[Items from an interface collection]
---------------

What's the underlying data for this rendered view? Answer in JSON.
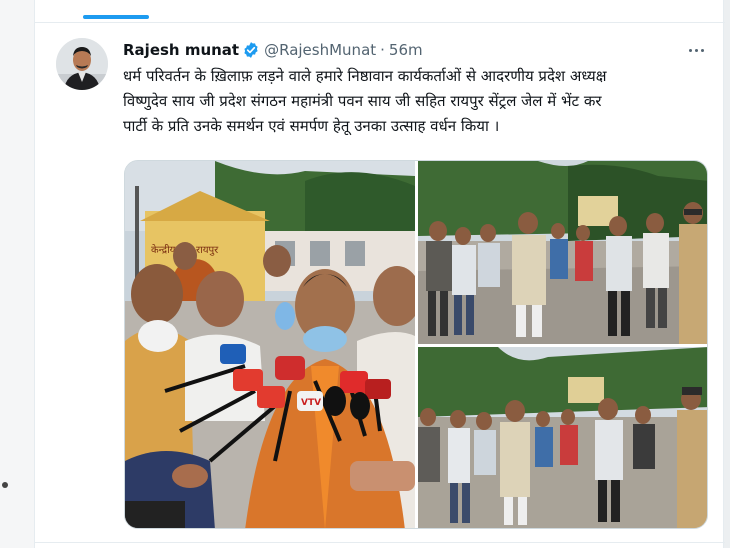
{
  "tweet": {
    "author": {
      "display_name": "Rajesh munat",
      "handle": "@RajeshMunat",
      "verified": true,
      "avatar_icon": "profile-photo"
    },
    "separator": "·",
    "time": "56m",
    "text_lines": [
      "धर्म परिवर्तन के ख़िलाफ़ लड़ने वाले हमारे निष्ठावान कार्यकर्ताओं से आदरणीय प्रदेश अध्यक्ष",
      "विष्णुदेव साय जी प्रदेश संगठन महामंत्री पवन साय जी सहित रायपुर सेंट्रल जेल में भेंट कर",
      "पार्टी के प्रति उनके समर्थन एवं समर्पण हेतू उनका उत्साह वर्धन किया ।"
    ],
    "media": [
      {
        "sign_text": "केन्द्रीय जेल रायपुर",
        "mic_brand": "VTV"
      },
      {},
      {}
    ]
  },
  "colors": {
    "accent": "#1d9bf0",
    "text_primary": "#0f1419",
    "text_secondary": "#536471",
    "saffron": "#e8792a"
  },
  "icons": {
    "verified": "verified-badge-icon",
    "more": "more-options-icon"
  }
}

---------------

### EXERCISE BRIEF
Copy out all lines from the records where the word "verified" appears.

### ANSWER TO THIS EXERCISE
      "verified": true,
    "verified": "verified-badge-icon",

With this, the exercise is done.